* WHAT THIS TASK INVOLVES
Give back every record word for word, but keep the pictures out.

****************

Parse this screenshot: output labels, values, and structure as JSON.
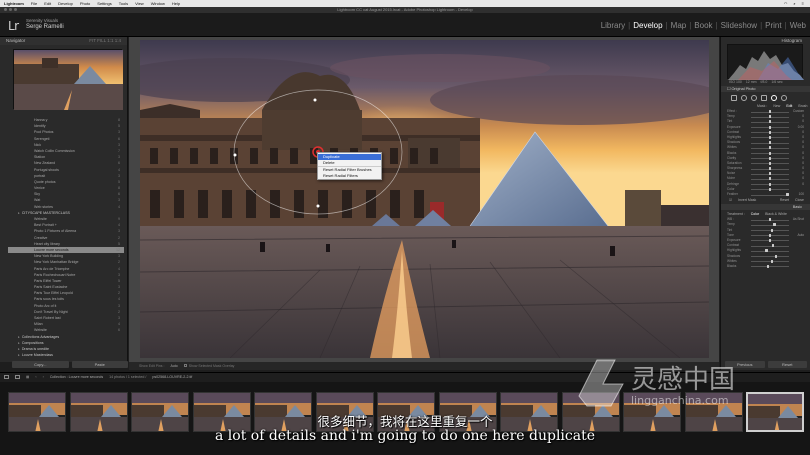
{
  "menubar": {
    "app": "Lightroom",
    "items": [
      "File",
      "Edit",
      "Develop",
      "Photo",
      "Settings",
      "Tools",
      "View",
      "Window",
      "Help"
    ]
  },
  "window": {
    "title": "Lightroom CC cat August 2015.lrcat - Adobe Photoshop Lightroom - Develop"
  },
  "identity": {
    "logo": "Lr",
    "line1": "Serenity Visuals",
    "line2": "Serge Ramelli"
  },
  "modules": {
    "items": [
      "Library",
      "Develop",
      "Map",
      "Book",
      "Slideshow",
      "Print",
      "Web"
    ],
    "active": "Develop"
  },
  "left_panel": {
    "navigator_label": "Navigator",
    "zoom_options": "FIT  FILL  1:1  1:4",
    "collections": [
      {
        "label": "Hanna y",
        "count": "8",
        "type": "item"
      },
      {
        "label": "Identify",
        "count": "5",
        "type": "item"
      },
      {
        "label": "Pool Photos",
        "count": "3",
        "type": "item"
      },
      {
        "label": "Serengeti",
        "count": "6",
        "type": "item"
      },
      {
        "label": "Nick",
        "count": "3",
        "type": "item"
      },
      {
        "label": "Watch Collin Commission",
        "count": "7",
        "type": "item"
      },
      {
        "label": "Station",
        "count": "3",
        "type": "item"
      },
      {
        "label": "New Zealand",
        "count": "6",
        "type": "item"
      },
      {
        "label": "Portugal shoots",
        "count": "4",
        "type": "item"
      },
      {
        "label": "portrait",
        "count": "3",
        "type": "item"
      },
      {
        "label": "Quote photos",
        "count": "5",
        "type": "item"
      },
      {
        "label": "Venice",
        "count": "8",
        "type": "item"
      },
      {
        "label": "Sky",
        "count": "6",
        "type": "item"
      },
      {
        "label": "Wat",
        "count": "3",
        "type": "item"
      },
      {
        "label": "Web stories",
        "count": "4",
        "type": "item"
      },
      {
        "label": "CITYSCAPE MASTERCLASS",
        "count": "",
        "type": "group"
      },
      {
        "label": "Website",
        "count": "9",
        "type": "item"
      },
      {
        "label": "Best Portrait +",
        "count": "4",
        "type": "item"
      },
      {
        "label": "Photo 1 Fixtures of Aleena",
        "count": "3",
        "type": "item"
      },
      {
        "label": "Creative",
        "count": "2",
        "type": "item"
      },
      {
        "label": "Heart city library",
        "count": "5",
        "type": "item"
      },
      {
        "label": "Louvre more seconds",
        "count": "12",
        "type": "selected"
      },
      {
        "label": "New York Building",
        "count": "3",
        "type": "item"
      },
      {
        "label": "New York Manhattan Bridge",
        "count": "2",
        "type": "item"
      },
      {
        "label": "Paris Arc de Triomphe",
        "count": "4",
        "type": "item"
      },
      {
        "label": "Paris Rochechouart Notre",
        "count": "3",
        "type": "item"
      },
      {
        "label": "Paris Eiffel Tower",
        "count": "5",
        "type": "item"
      },
      {
        "label": "Paris Saint Eustache",
        "count": "3",
        "type": "item"
      },
      {
        "label": "Paris Tour Eiffel Leopold",
        "count": "2",
        "type": "item"
      },
      {
        "label": "Paris sous les toits",
        "count": "4",
        "type": "item"
      },
      {
        "label": "Photo Arc of it",
        "count": "3",
        "type": "item"
      },
      {
        "label": "Don't Travel By Night",
        "count": "2",
        "type": "item"
      },
      {
        "label": "Saint Robert last",
        "count": "3",
        "type": "item"
      },
      {
        "label": "Milan",
        "count": "4",
        "type": "item"
      },
      {
        "label": "Website",
        "count": "6",
        "type": "item"
      },
      {
        "label": "Collections Advantages",
        "count": "",
        "type": "group"
      },
      {
        "label": "Compositions",
        "count": "",
        "type": "group"
      },
      {
        "label": "Drama is unedite",
        "count": "",
        "type": "group"
      },
      {
        "label": "Louvre Masterclass",
        "count": "",
        "type": "group"
      }
    ],
    "copy_button": "Copy...",
    "paste_button": "Paste"
  },
  "center": {
    "context_menu": {
      "items": [
        "Duplicate",
        "Delete",
        "Reset Radial Filter Brushes",
        "Reset Radial Filters"
      ],
      "highlighted_index": 0
    },
    "toolbar": {
      "show_edit_pins_label": "Show Edit Pins :",
      "show_edit_pins_value": "Auto",
      "show_overlay_label": "Show Selected Mask Overlay"
    }
  },
  "right_panel": {
    "histogram_label": "Histogram",
    "readout": [
      "ISO 100",
      "12 mm",
      "f/8.0",
      "1/6 sec"
    ],
    "original_photo_label": "Original Photo",
    "mask_row": [
      "Mask :",
      "New",
      "Edit",
      "Brush"
    ],
    "sliders_top": [
      {
        "label": "Effect :",
        "val": "Custom",
        "pos": 0.5
      },
      {
        "label": "Temp",
        "val": "0",
        "pos": 0.5
      },
      {
        "label": "Tint",
        "val": "0",
        "pos": 0.5
      },
      {
        "label": "Exposure",
        "val": "0.00",
        "pos": 0.5
      },
      {
        "label": "Contrast",
        "val": "0",
        "pos": 0.5
      },
      {
        "label": "Highlights",
        "val": "0",
        "pos": 0.5
      },
      {
        "label": "Shadows",
        "val": "0",
        "pos": 0.5
      },
      {
        "label": "Whites",
        "val": "0",
        "pos": 0.5
      },
      {
        "label": "Blacks",
        "val": "0",
        "pos": 0.5
      },
      {
        "label": "Clarity",
        "val": "0",
        "pos": 0.5
      },
      {
        "label": "Saturation",
        "val": "0",
        "pos": 0.5
      },
      {
        "label": "Sharpness",
        "val": "0",
        "pos": 0.5
      },
      {
        "label": "Noise",
        "val": "0",
        "pos": 0.5
      },
      {
        "label": "Moire",
        "val": "0",
        "pos": 0.5
      },
      {
        "label": "Defringe",
        "val": "0",
        "pos": 0.5
      },
      {
        "label": "Color",
        "val": "",
        "pos": 0.5
      },
      {
        "label": "Feather",
        "val": "100",
        "pos": 0.96
      }
    ],
    "invert_mask_label": "Invert Mask",
    "reset_label": "Reset",
    "close_label": "Close",
    "basic_label": "Basic",
    "treatment": {
      "label": "Treatment :",
      "color": "Color",
      "bw": "Black & White"
    },
    "sliders_bottom": [
      {
        "label": "WB :",
        "val": "As Shot",
        "pos": 0.5
      },
      {
        "label": "Temp",
        "val": "",
        "pos": 0.62
      },
      {
        "label": "Tint",
        "val": "",
        "pos": 0.55
      },
      {
        "label": "Tone",
        "val": "Auto",
        "pos": 0.5
      },
      {
        "label": "Exposure",
        "val": "",
        "pos": 0.5
      },
      {
        "label": "Contrast",
        "val": "",
        "pos": 0.58
      },
      {
        "label": "Highlights",
        "val": "",
        "pos": 0.4
      },
      {
        "label": "Shadows",
        "val": "",
        "pos": 0.66
      },
      {
        "label": "Whites",
        "val": "",
        "pos": 0.55
      },
      {
        "label": "Blacks",
        "val": "",
        "pos": 0.44
      }
    ],
    "previous_button": "Previous",
    "reset_button": "Reset"
  },
  "filmstrip": {
    "path_prefix": "Collection : Louvre more seconds",
    "count_text": "14 photos / 1 selected /",
    "filename": "ps02568-LOUVRE-2-2.tif"
  },
  "subtitles": {
    "cn": "很多细节，我将在这里重复一个",
    "en": "a lot of details and i'm going to do one here duplicate"
  },
  "watermark": {
    "cn": "灵感中国",
    "url": "lingganchina.com"
  },
  "colors": {
    "panel_bg": "#2a2a2a",
    "selected_row": "#8a8a8a",
    "menu_highlight": "#3a6ed6",
    "radial_pin": "#e23030"
  }
}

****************

* YOUR SOLUTION
Parse this screenshot: output labels, values, and structure as JSON.
{
  "menubar": {
    "app": "Lightroom",
    "items": [
      "File",
      "Edit",
      "Develop",
      "Photo",
      "Settings",
      "Tools",
      "View",
      "Window",
      "Help"
    ]
  },
  "window": {
    "title": "Lightroom CC cat August 2015.lrcat - Adobe Photoshop Lightroom - Develop"
  },
  "identity": {
    "logo": "Lr",
    "line1": "Serenity Visuals",
    "line2": "Serge Ramelli"
  },
  "modules": {
    "items": [
      "Library",
      "Develop",
      "Map",
      "Book",
      "Slideshow",
      "Print",
      "Web"
    ],
    "active": "Develop"
  },
  "left_panel": {
    "navigator_label": "Navigator",
    "zoom_options": "FIT  FILL  1:1  1:4",
    "collections": [
      {
        "label": "Hanna y",
        "count": "8",
        "type": "item"
      },
      {
        "label": "Identify",
        "count": "5",
        "type": "item"
      },
      {
        "label": "Pool Photos",
        "count": "3",
        "type": "item"
      },
      {
        "label": "Serengeti",
        "count": "6",
        "type": "item"
      },
      {
        "label": "Nick",
        "count": "3",
        "type": "item"
      },
      {
        "label": "Watch Collin Commission",
        "count": "7",
        "type": "item"
      },
      {
        "label": "Station",
        "count": "3",
        "type": "item"
      },
      {
        "label": "New Zealand",
        "count": "6",
        "type": "item"
      },
      {
        "label": "Portugal shoots",
        "count": "4",
        "type": "item"
      },
      {
        "label": "portrait",
        "count": "3",
        "type": "item"
      },
      {
        "label": "Quote photos",
        "count": "5",
        "type": "item"
      },
      {
        "label": "Venice",
        "count": "8",
        "type": "item"
      },
      {
        "label": "Sky",
        "count": "6",
        "type": "item"
      },
      {
        "label": "Wat",
        "count": "3",
        "type": "item"
      },
      {
        "label": "Web stories",
        "count": "4",
        "type": "item"
      },
      {
        "label": "CITYSCAPE MASTERCLASS",
        "count": "",
        "type": "group"
      },
      {
        "label": "Website",
        "count": "9",
        "type": "item"
      },
      {
        "label": "Best Portrait +",
        "count": "4",
        "type": "item"
      },
      {
        "label": "Photo 1 Fixtures of Aleena",
        "count": "3",
        "type": "item"
      },
      {
        "label": "Creative",
        "count": "2",
        "type": "item"
      },
      {
        "label": "Heart city library",
        "count": "5",
        "type": "item"
      },
      {
        "label": "Louvre more seconds",
        "count": "12",
        "type": "selected"
      },
      {
        "label": "New York Building",
        "count": "3",
        "type": "item"
      },
      {
        "label": "New York Manhattan Bridge",
        "count": "2",
        "type": "item"
      },
      {
        "label": "Paris Arc de Triomphe",
        "count": "4",
        "type": "item"
      },
      {
        "label": "Paris Rochechouart Notre",
        "count": "3",
        "type": "item"
      },
      {
        "label": "Paris Eiffel Tower",
        "count": "5",
        "type": "item"
      },
      {
        "label": "Paris Saint Eustache",
        "count": "3",
        "type": "item"
      },
      {
        "label": "Paris Tour Eiffel Leopold",
        "count": "2",
        "type": "item"
      },
      {
        "label": "Paris sous les toits",
        "count": "4",
        "type": "item"
      },
      {
        "label": "Photo Arc of it",
        "count": "3",
        "type": "item"
      },
      {
        "label": "Don't Travel By Night",
        "count": "2",
        "type": "item"
      },
      {
        "label": "Saint Robert last",
        "count": "3",
        "type": "item"
      },
      {
        "label": "Milan",
        "count": "4",
        "type": "item"
      },
      {
        "label": "Website",
        "count": "6",
        "type": "item"
      },
      {
        "label": "Collections Advantages",
        "count": "",
        "type": "group"
      },
      {
        "label": "Compositions",
        "count": "",
        "type": "group"
      },
      {
        "label": "Drama is unedite",
        "count": "",
        "type": "group"
      },
      {
        "label": "Louvre Masterclass",
        "count": "",
        "type": "group"
      }
    ],
    "copy_button": "Copy...",
    "paste_button": "Paste"
  },
  "center": {
    "context_menu": {
      "items": [
        "Duplicate",
        "Delete",
        "Reset Radial Filter Brushes",
        "Reset Radial Filters"
      ],
      "highlighted_index": 0
    },
    "toolbar": {
      "show_edit_pins_label": "Show Edit Pins :",
      "show_edit_pins_value": "Auto",
      "show_overlay_label": "Show Selected Mask Overlay"
    }
  },
  "right_panel": {
    "histogram_label": "Histogram",
    "readout": [
      "ISO 100",
      "12 mm",
      "f/8.0",
      "1/6 sec"
    ],
    "original_photo_label": "Original Photo",
    "mask_row": [
      "Mask :",
      "New",
      "Edit",
      "Brush"
    ],
    "sliders_top": [
      {
        "label": "Effect :",
        "val": "Custom",
        "pos": 0.5
      },
      {
        "label": "Temp",
        "val": "0",
        "pos": 0.5
      },
      {
        "label": "Tint",
        "val": "0",
        "pos": 0.5
      },
      {
        "label": "Exposure",
        "val": "0.00",
        "pos": 0.5
      },
      {
        "label": "Contrast",
        "val": "0",
        "pos": 0.5
      },
      {
        "label": "Highlights",
        "val": "0",
        "pos": 0.5
      },
      {
        "label": "Shadows",
        "val": "0",
        "pos": 0.5
      },
      {
        "label": "Whites",
        "val": "0",
        "pos": 0.5
      },
      {
        "label": "Blacks",
        "val": "0",
        "pos": 0.5
      },
      {
        "label": "Clarity",
        "val": "0",
        "pos": 0.5
      },
      {
        "label": "Saturation",
        "val": "0",
        "pos": 0.5
      },
      {
        "label": "Sharpness",
        "val": "0",
        "pos": 0.5
      },
      {
        "label": "Noise",
        "val": "0",
        "pos": 0.5
      },
      {
        "label": "Moire",
        "val": "0",
        "pos": 0.5
      },
      {
        "label": "Defringe",
        "val": "0",
        "pos": 0.5
      },
      {
        "label": "Color",
        "val": "",
        "pos": 0.5
      },
      {
        "label": "Feather",
        "val": "100",
        "pos": 0.96
      }
    ],
    "invert_mask_label": "Invert Mask",
    "reset_label": "Reset",
    "close_label": "Close",
    "basic_label": "Basic",
    "treatment": {
      "label": "Treatment :",
      "color": "Color",
      "bw": "Black & White"
    },
    "sliders_bottom": [
      {
        "label": "WB :",
        "val": "As Shot",
        "pos": 0.5
      },
      {
        "label": "Temp",
        "val": "",
        "pos": 0.62
      },
      {
        "label": "Tint",
        "val": "",
        "pos": 0.55
      },
      {
        "label": "Tone",
        "val": "Auto",
        "pos": 0.5
      },
      {
        "label": "Exposure",
        "val": "",
        "pos": 0.5
      },
      {
        "label": "Contrast",
        "val": "",
        "pos": 0.58
      },
      {
        "label": "Highlights",
        "val": "",
        "pos": 0.4
      },
      {
        "label": "Shadows",
        "val": "",
        "pos": 0.66
      },
      {
        "label": "Whites",
        "val": "",
        "pos": 0.55
      },
      {
        "label": "Blacks",
        "val": "",
        "pos": 0.44
      }
    ],
    "previous_button": "Previous",
    "reset_button": "Reset"
  },
  "filmstrip": {
    "path_prefix": "Collection : Louvre more seconds",
    "count_text": "14 photos / 1 selected /",
    "filename": "ps02568-LOUVRE-2-2.tif"
  },
  "subtitles": {
    "cn": "很多细节，我将在这里重复一个",
    "en": "a lot of details and i'm going to do one here duplicate"
  },
  "watermark": {
    "cn": "灵感中国",
    "url": "lingganchina.com"
  },
  "colors": {
    "panel_bg": "#2a2a2a",
    "selected_row": "#8a8a8a",
    "menu_highlight": "#3a6ed6",
    "radial_pin": "#e23030"
  }
}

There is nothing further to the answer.